Task instructions. From the first line to the last, copy the data exactly.

★ ★ ★

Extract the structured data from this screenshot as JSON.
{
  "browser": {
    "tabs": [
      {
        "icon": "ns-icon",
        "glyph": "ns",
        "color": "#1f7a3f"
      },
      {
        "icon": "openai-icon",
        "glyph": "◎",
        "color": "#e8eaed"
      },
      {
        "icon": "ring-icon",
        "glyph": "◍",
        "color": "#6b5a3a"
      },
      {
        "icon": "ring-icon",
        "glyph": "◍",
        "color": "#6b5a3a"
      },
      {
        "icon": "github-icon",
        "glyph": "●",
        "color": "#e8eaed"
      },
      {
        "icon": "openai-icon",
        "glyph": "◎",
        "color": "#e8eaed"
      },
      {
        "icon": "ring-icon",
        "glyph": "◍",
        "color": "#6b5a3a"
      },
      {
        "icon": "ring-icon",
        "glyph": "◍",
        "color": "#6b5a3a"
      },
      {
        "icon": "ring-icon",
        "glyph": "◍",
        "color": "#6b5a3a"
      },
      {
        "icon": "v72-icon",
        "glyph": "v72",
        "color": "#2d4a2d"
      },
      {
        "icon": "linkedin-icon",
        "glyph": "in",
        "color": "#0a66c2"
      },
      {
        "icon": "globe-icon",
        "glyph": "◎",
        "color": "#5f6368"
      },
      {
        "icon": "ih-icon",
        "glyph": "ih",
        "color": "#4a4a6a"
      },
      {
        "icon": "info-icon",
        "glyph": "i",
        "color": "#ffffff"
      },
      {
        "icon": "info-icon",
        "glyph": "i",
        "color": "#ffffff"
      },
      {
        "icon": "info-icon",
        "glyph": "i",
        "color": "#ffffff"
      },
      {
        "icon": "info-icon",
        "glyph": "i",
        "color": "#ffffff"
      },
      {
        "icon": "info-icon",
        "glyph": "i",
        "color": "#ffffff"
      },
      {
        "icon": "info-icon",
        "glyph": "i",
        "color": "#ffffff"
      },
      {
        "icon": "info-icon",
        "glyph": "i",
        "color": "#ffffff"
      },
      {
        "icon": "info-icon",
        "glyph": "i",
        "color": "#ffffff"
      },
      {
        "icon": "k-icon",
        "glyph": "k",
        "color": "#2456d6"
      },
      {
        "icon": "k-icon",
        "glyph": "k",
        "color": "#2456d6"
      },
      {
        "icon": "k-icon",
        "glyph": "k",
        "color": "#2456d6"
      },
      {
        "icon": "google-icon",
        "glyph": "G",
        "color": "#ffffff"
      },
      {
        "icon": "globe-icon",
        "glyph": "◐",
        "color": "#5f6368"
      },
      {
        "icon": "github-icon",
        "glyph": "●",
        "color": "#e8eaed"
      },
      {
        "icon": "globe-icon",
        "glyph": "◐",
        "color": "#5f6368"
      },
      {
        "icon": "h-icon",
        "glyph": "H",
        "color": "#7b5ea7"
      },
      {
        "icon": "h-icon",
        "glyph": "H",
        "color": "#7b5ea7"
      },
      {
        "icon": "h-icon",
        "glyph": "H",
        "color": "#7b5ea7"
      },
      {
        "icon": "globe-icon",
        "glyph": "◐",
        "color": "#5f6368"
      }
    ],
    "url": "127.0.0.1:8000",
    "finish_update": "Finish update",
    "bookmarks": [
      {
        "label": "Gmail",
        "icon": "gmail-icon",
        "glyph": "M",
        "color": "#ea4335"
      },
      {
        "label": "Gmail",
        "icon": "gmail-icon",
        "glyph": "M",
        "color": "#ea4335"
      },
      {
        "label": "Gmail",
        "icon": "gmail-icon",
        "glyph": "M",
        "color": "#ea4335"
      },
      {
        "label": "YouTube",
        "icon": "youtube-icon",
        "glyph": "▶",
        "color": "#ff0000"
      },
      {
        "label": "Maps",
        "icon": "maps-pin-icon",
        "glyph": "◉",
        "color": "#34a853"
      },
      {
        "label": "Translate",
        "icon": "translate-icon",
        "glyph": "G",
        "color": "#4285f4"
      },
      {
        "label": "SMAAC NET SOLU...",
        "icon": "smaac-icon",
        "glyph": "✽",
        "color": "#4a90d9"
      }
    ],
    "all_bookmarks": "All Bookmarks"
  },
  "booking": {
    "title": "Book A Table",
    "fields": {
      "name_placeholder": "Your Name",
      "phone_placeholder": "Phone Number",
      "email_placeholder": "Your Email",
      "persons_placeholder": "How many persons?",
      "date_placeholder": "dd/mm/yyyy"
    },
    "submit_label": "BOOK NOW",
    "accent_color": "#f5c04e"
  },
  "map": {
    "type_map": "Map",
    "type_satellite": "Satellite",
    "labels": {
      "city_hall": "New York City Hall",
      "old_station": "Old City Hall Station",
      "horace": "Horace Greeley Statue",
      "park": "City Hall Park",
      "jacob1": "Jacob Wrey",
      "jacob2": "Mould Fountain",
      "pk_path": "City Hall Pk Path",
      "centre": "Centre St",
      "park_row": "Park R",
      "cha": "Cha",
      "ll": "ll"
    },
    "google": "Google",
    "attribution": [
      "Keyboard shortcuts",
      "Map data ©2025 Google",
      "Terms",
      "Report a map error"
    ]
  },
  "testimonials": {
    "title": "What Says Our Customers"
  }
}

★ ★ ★

Result of this task.
Extract the structured data from this screenshot as JSON.
{
  "browser": {
    "tabs": [
      {
        "icon": "ns-icon",
        "glyph": "ns",
        "color": "#1f7a3f"
      },
      {
        "icon": "openai-icon",
        "glyph": "◎",
        "color": "#e8eaed"
      },
      {
        "icon": "ring-icon",
        "glyph": "◍",
        "color": "#6b5a3a"
      },
      {
        "icon": "ring-icon",
        "glyph": "◍",
        "color": "#6b5a3a"
      },
      {
        "icon": "github-icon",
        "glyph": "●",
        "color": "#e8eaed"
      },
      {
        "icon": "openai-icon",
        "glyph": "◎",
        "color": "#e8eaed"
      },
      {
        "icon": "ring-icon",
        "glyph": "◍",
        "color": "#6b5a3a"
      },
      {
        "icon": "ring-icon",
        "glyph": "◍",
        "color": "#6b5a3a"
      },
      {
        "icon": "ring-icon",
        "glyph": "◍",
        "color": "#6b5a3a"
      },
      {
        "icon": "v72-icon",
        "glyph": "v72",
        "color": "#2d4a2d"
      },
      {
        "icon": "linkedin-icon",
        "glyph": "in",
        "color": "#0a66c2"
      },
      {
        "icon": "globe-icon",
        "glyph": "◎",
        "color": "#5f6368"
      },
      {
        "icon": "ih-icon",
        "glyph": "ih",
        "color": "#4a4a6a"
      },
      {
        "icon": "info-icon",
        "glyph": "i",
        "color": "#ffffff"
      },
      {
        "icon": "info-icon",
        "glyph": "i",
        "color": "#ffffff"
      },
      {
        "icon": "info-icon",
        "glyph": "i",
        "color": "#ffffff"
      },
      {
        "icon": "info-icon",
        "glyph": "i",
        "color": "#ffffff"
      },
      {
        "icon": "info-icon",
        "glyph": "i",
        "color": "#ffffff"
      },
      {
        "icon": "info-icon",
        "glyph": "i",
        "color": "#ffffff"
      },
      {
        "icon": "info-icon",
        "glyph": "i",
        "color": "#ffffff"
      },
      {
        "icon": "info-icon",
        "glyph": "i",
        "color": "#ffffff"
      },
      {
        "icon": "k-icon",
        "glyph": "k",
        "color": "#2456d6"
      },
      {
        "icon": "k-icon",
        "glyph": "k",
        "color": "#2456d6"
      },
      {
        "icon": "k-icon",
        "glyph": "k",
        "color": "#2456d6"
      },
      {
        "icon": "google-icon",
        "glyph": "G",
        "color": "#ffffff"
      },
      {
        "icon": "globe-icon",
        "glyph": "◐",
        "color": "#5f6368"
      },
      {
        "icon": "github-icon",
        "glyph": "●",
        "color": "#e8eaed"
      },
      {
        "icon": "globe-icon",
        "glyph": "◐",
        "color": "#5f6368"
      },
      {
        "icon": "h-icon",
        "glyph": "H",
        "color": "#7b5ea7"
      },
      {
        "icon": "h-icon",
        "glyph": "H",
        "color": "#7b5ea7"
      },
      {
        "icon": "h-icon",
        "glyph": "H",
        "color": "#7b5ea7"
      },
      {
        "icon": "globe-icon",
        "glyph": "◐",
        "color": "#5f6368"
      }
    ],
    "url": "127.0.0.1:8000",
    "finish_update": "Finish update",
    "bookmarks": [
      {
        "label": "Gmail",
        "icon": "gmail-icon",
        "glyph": "M",
        "color": "#ea4335"
      },
      {
        "label": "Gmail",
        "icon": "gmail-icon",
        "glyph": "M",
        "color": "#ea4335"
      },
      {
        "label": "Gmail",
        "icon": "gmail-icon",
        "glyph": "M",
        "color": "#ea4335"
      },
      {
        "label": "YouTube",
        "icon": "youtube-icon",
        "glyph": "▶",
        "color": "#ff0000"
      },
      {
        "label": "Maps",
        "icon": "maps-pin-icon",
        "glyph": "◉",
        "color": "#34a853"
      },
      {
        "label": "Translate",
        "icon": "translate-icon",
        "glyph": "G",
        "color": "#4285f4"
      },
      {
        "label": "SMAAC NET SOLU...",
        "icon": "smaac-icon",
        "glyph": "✽",
        "color": "#4a90d9"
      }
    ],
    "all_bookmarks": "All Bookmarks"
  },
  "booking": {
    "title": "Book A Table",
    "fields": {
      "name_placeholder": "Your Name",
      "phone_placeholder": "Phone Number",
      "email_placeholder": "Your Email",
      "persons_placeholder": "How many persons?",
      "date_placeholder": "dd/mm/yyyy"
    },
    "submit_label": "BOOK NOW",
    "accent_color": "#f5c04e"
  },
  "map": {
    "type_map": "Map",
    "type_satellite": "Satellite",
    "labels": {
      "city_hall": "New York City Hall",
      "old_station": "Old City Hall Station",
      "horace": "Horace Greeley Statue",
      "park": "City Hall Park",
      "jacob1": "Jacob Wrey",
      "jacob2": "Mould Fountain",
      "pk_path": "City Hall Pk Path",
      "centre": "Centre St",
      "park_row": "Park R",
      "cha": "Cha",
      "ll": "ll"
    },
    "google": "Google",
    "attribution": [
      "Keyboard shortcuts",
      "Map data ©2025 Google",
      "Terms",
      "Report a map error"
    ]
  },
  "testimonials": {
    "title": "What Says Our Customers"
  }
}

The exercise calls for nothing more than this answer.